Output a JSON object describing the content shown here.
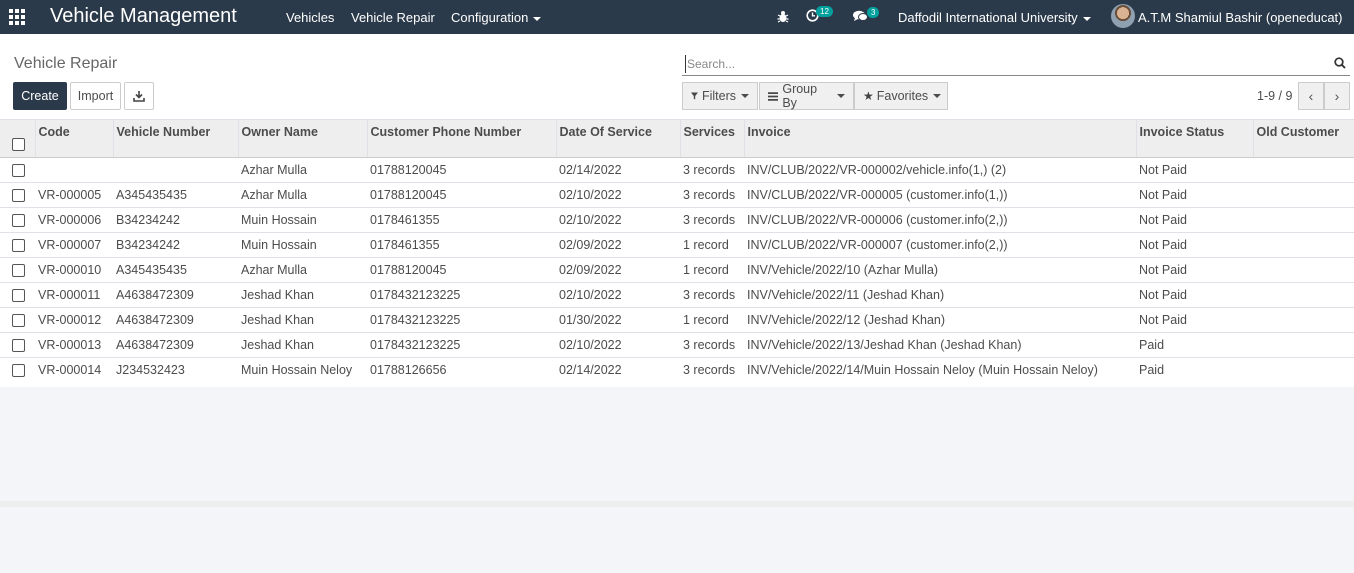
{
  "navbar": {
    "app_title": "Vehicle Management",
    "menu": [
      {
        "label": "Vehicles"
      },
      {
        "label": "Vehicle Repair"
      },
      {
        "label": "Configuration"
      }
    ],
    "activity_count": "12",
    "message_count": "3",
    "company": "Daffodil International University",
    "user_name": "A.T.M Shamiul Bashir (openeducat)"
  },
  "control": {
    "breadcrumb": "Vehicle Repair",
    "create_label": "Create",
    "import_label": "Import",
    "search_placeholder": "Search...",
    "filters_label": "Filters",
    "groupby_label": "Group By",
    "favorites_label": "Favorites",
    "pager": "1-9 / 9"
  },
  "table": {
    "columns": [
      "Code",
      "Vehicle Number",
      "Owner Name",
      "Customer Phone Number",
      "Date Of Service",
      "Services",
      "Invoice",
      "Invoice Status",
      "Old Customer"
    ],
    "rows": [
      [
        "",
        "",
        "Azhar Mulla",
        "01788120045",
        "02/14/2022",
        "3 records",
        "INV/CLUB/2022/VR-000002/vehicle.info(1,) (2)",
        "Not Paid",
        ""
      ],
      [
        "VR-000005",
        "A345435435",
        "Azhar Mulla",
        "01788120045",
        "02/10/2022",
        "3 records",
        "INV/CLUB/2022/VR-000005 (customer.info(1,))",
        "Not Paid",
        ""
      ],
      [
        "VR-000006",
        "B34234242",
        "Muin Hossain",
        "0178461355",
        "02/10/2022",
        "3 records",
        "INV/CLUB/2022/VR-000006 (customer.info(2,))",
        "Not Paid",
        ""
      ],
      [
        "VR-000007",
        "B34234242",
        "Muin Hossain",
        "0178461355",
        "02/09/2022",
        "1 record",
        "INV/CLUB/2022/VR-000007 (customer.info(2,))",
        "Not Paid",
        ""
      ],
      [
        "VR-000010",
        "A345435435",
        "Azhar Mulla",
        "01788120045",
        "02/09/2022",
        "1 record",
        "INV/Vehicle/2022/10 (Azhar Mulla)",
        "Not Paid",
        ""
      ],
      [
        "VR-000011",
        "A4638472309",
        "Jeshad Khan",
        "0178432123225",
        "02/10/2022",
        "3 records",
        "INV/Vehicle/2022/11 (Jeshad Khan)",
        "Not Paid",
        ""
      ],
      [
        "VR-000012",
        "A4638472309",
        "Jeshad Khan",
        "0178432123225",
        "01/30/2022",
        "1 record",
        "INV/Vehicle/2022/12 (Jeshad Khan)",
        "Not Paid",
        ""
      ],
      [
        "VR-000013",
        "A4638472309",
        "Jeshad Khan",
        "0178432123225",
        "02/10/2022",
        "3 records",
        "INV/Vehicle/2022/13/Jeshad Khan (Jeshad Khan)",
        "Paid",
        ""
      ],
      [
        "VR-000014",
        "J234532423",
        "Muin Hossain Neloy",
        "01788126656",
        "02/14/2022",
        "3 records",
        "INV/Vehicle/2022/14/Muin Hossain Neloy (Muin Hossain Neloy)",
        "Paid",
        ""
      ]
    ]
  }
}
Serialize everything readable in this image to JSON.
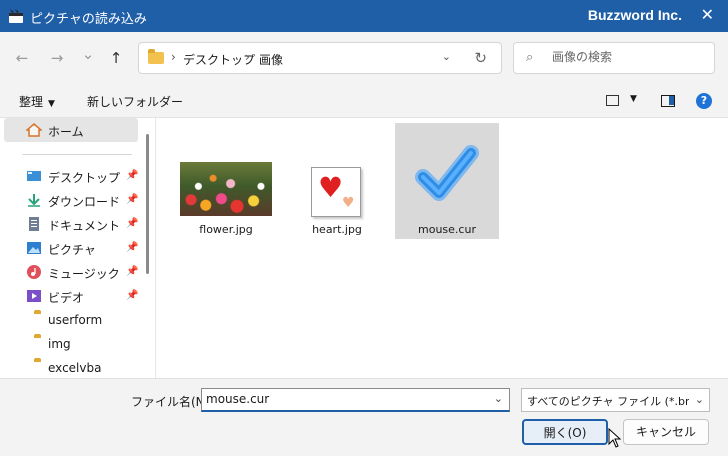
{
  "window": {
    "title": "ピクチャの読み込み",
    "brand": "Buzzword Inc.",
    "close_glyph": "✕"
  },
  "navigation": {
    "back_glyph": "←",
    "forward_glyph": "→",
    "history_glyph": "⌄",
    "up_glyph": "↑"
  },
  "address": {
    "separator": "›",
    "segments": [
      "デスクトップ",
      "画像"
    ],
    "dropdown_glyph": "⌄",
    "refresh_glyph": "↻"
  },
  "search": {
    "placeholder": "画像の検索",
    "icon_glyph": "⌕"
  },
  "toolbar": {
    "organize_label": "整理",
    "caret_glyph": "▼",
    "new_folder_label": "新しいフォルダー",
    "help_glyph": "?"
  },
  "sidebar": {
    "home_label": "ホーム",
    "pin_glyph": "📌",
    "items": [
      {
        "label": "デスクトップ",
        "icon": "desktop-icon",
        "pinned": true
      },
      {
        "label": "ダウンロード",
        "icon": "download-icon",
        "pinned": true
      },
      {
        "label": "ドキュメント",
        "icon": "document-icon",
        "pinned": true
      },
      {
        "label": "ピクチャ",
        "icon": "pictures-icon",
        "pinned": true
      },
      {
        "label": "ミュージック",
        "icon": "music-icon",
        "pinned": true
      },
      {
        "label": "ビデオ",
        "icon": "video-icon",
        "pinned": true
      },
      {
        "label": "userform",
        "icon": "folder-icon",
        "pinned": false
      },
      {
        "label": "img",
        "icon": "folder-icon",
        "pinned": false
      },
      {
        "label": "excelvba",
        "icon": "folder-icon",
        "pinned": false
      }
    ]
  },
  "files": [
    {
      "name": "flower.jpg",
      "selected": false
    },
    {
      "name": "heart.jpg",
      "selected": false
    },
    {
      "name": "mouse.cur",
      "selected": true
    }
  ],
  "footer": {
    "filename_label": "ファイル名(N):",
    "filename_value": "mouse.cur",
    "filename_dropdown_glyph": "⌄",
    "filter_value": "すべてのピクチャ ファイル (*.bmp;*.gif",
    "filter_dropdown_glyph": "⌄",
    "open_label": "開く(O)",
    "cancel_label": "キャンセル"
  },
  "colors": {
    "titlebar": "#1f5fa8",
    "accent": "#1f73d8",
    "selection": "#d9d9d9",
    "folder": "#f2c14e"
  }
}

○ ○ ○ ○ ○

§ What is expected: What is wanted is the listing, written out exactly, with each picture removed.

§ Answer for the task:
Output a JSON object describing the content shown here.
{
  "navbar": {
    "app_title": "Vehicle Management",
    "menu": [
      {
        "label": "Vehicles"
      },
      {
        "label": "Vehicle Repair"
      },
      {
        "label": "Configuration"
      }
    ],
    "activity_count": "12",
    "message_count": "3",
    "company": "Daffodil International University",
    "user_name": "A.T.M Shamiul Bashir (openeducat)"
  },
  "control": {
    "breadcrumb": "Vehicle Repair",
    "create_label": "Create",
    "import_label": "Import",
    "search_placeholder": "Search...",
    "filters_label": "Filters",
    "groupby_label": "Group By",
    "favorites_label": "Favorites",
    "pager": "1-9 / 9"
  },
  "table": {
    "columns": [
      "Code",
      "Vehicle Number",
      "Owner Name",
      "Customer Phone Number",
      "Date Of Service",
      "Services",
      "Invoice",
      "Invoice Status",
      "Old Customer"
    ],
    "rows": [
      [
        "",
        "",
        "Azhar Mulla",
        "01788120045",
        "02/14/2022",
        "3 records",
        "INV/CLUB/2022/VR-000002/vehicle.info(1,) (2)",
        "Not Paid",
        ""
      ],
      [
        "VR-000005",
        "A345435435",
        "Azhar Mulla",
        "01788120045",
        "02/10/2022",
        "3 records",
        "INV/CLUB/2022/VR-000005 (customer.info(1,))",
        "Not Paid",
        ""
      ],
      [
        "VR-000006",
        "B34234242",
        "Muin Hossain",
        "0178461355",
        "02/10/2022",
        "3 records",
        "INV/CLUB/2022/VR-000006 (customer.info(2,))",
        "Not Paid",
        ""
      ],
      [
        "VR-000007",
        "B34234242",
        "Muin Hossain",
        "0178461355",
        "02/09/2022",
        "1 record",
        "INV/CLUB/2022/VR-000007 (customer.info(2,))",
        "Not Paid",
        ""
      ],
      [
        "VR-000010",
        "A345435435",
        "Azhar Mulla",
        "01788120045",
        "02/09/2022",
        "1 record",
        "INV/Vehicle/2022/10 (Azhar Mulla)",
        "Not Paid",
        ""
      ],
      [
        "VR-000011",
        "A4638472309",
        "Jeshad Khan",
        "0178432123225",
        "02/10/2022",
        "3 records",
        "INV/Vehicle/2022/11 (Jeshad Khan)",
        "Not Paid",
        ""
      ],
      [
        "VR-000012",
        "A4638472309",
        "Jeshad Khan",
        "0178432123225",
        "01/30/2022",
        "1 record",
        "INV/Vehicle/2022/12 (Jeshad Khan)",
        "Not Paid",
        ""
      ],
      [
        "VR-000013",
        "A4638472309",
        "Jeshad Khan",
        "0178432123225",
        "02/10/2022",
        "3 records",
        "INV/Vehicle/2022/13/Jeshad Khan (Jeshad Khan)",
        "Paid",
        ""
      ],
      [
        "VR-000014",
        "J234532423",
        "Muin Hossain Neloy",
        "01788126656",
        "02/14/2022",
        "3 records",
        "INV/Vehicle/2022/14/Muin Hossain Neloy (Muin Hossain Neloy)",
        "Paid",
        ""
      ]
    ]
  }
}
Serialize everything readable in this image to JSON.
{
  "window": {
    "title": "ピクチャの読み込み",
    "brand": "Buzzword Inc.",
    "close_glyph": "✕"
  },
  "navigation": {
    "back_glyph": "←",
    "forward_glyph": "→",
    "history_glyph": "⌄",
    "up_glyph": "↑"
  },
  "address": {
    "separator": "›",
    "segments": [
      "デスクトップ",
      "画像"
    ],
    "dropdown_glyph": "⌄",
    "refresh_glyph": "↻"
  },
  "search": {
    "placeholder": "画像の検索",
    "icon_glyph": "⌕"
  },
  "toolbar": {
    "organize_label": "整理",
    "caret_glyph": "▼",
    "new_folder_label": "新しいフォルダー",
    "help_glyph": "?"
  },
  "sidebar": {
    "home_label": "ホーム",
    "pin_glyph": "📌",
    "items": [
      {
        "label": "デスクトップ",
        "icon": "desktop-icon",
        "pinned": true
      },
      {
        "label": "ダウンロード",
        "icon": "download-icon",
        "pinned": true
      },
      {
        "label": "ドキュメント",
        "icon": "document-icon",
        "pinned": true
      },
      {
        "label": "ピクチャ",
        "icon": "pictures-icon",
        "pinned": true
      },
      {
        "label": "ミュージック",
        "icon": "music-icon",
        "pinned": true
      },
      {
        "label": "ビデオ",
        "icon": "video-icon",
        "pinned": true
      },
      {
        "label": "userform",
        "icon": "folder-icon",
        "pinned": false
      },
      {
        "label": "img",
        "icon": "folder-icon",
        "pinned": false
      },
      {
        "label": "excelvba",
        "icon": "folder-icon",
        "pinned": false
      }
    ]
  },
  "files": [
    {
      "name": "flower.jpg",
      "selected": false
    },
    {
      "name": "heart.jpg",
      "selected": false
    },
    {
      "name": "mouse.cur",
      "selected": true
    }
  ],
  "footer": {
    "filename_label": "ファイル名(N):",
    "filename_value": "mouse.cur",
    "filename_dropdown_glyph": "⌄",
    "filter_value": "すべてのピクチャ ファイル (*.bmp;*.gif",
    "filter_dropdown_glyph": "⌄",
    "open_label": "開く(O)",
    "cancel_label": "キャンセル"
  },
  "colors": {
    "titlebar": "#1f5fa8",
    "accent": "#1f73d8",
    "selection": "#d9d9d9",
    "folder": "#f2c14e"
  }
}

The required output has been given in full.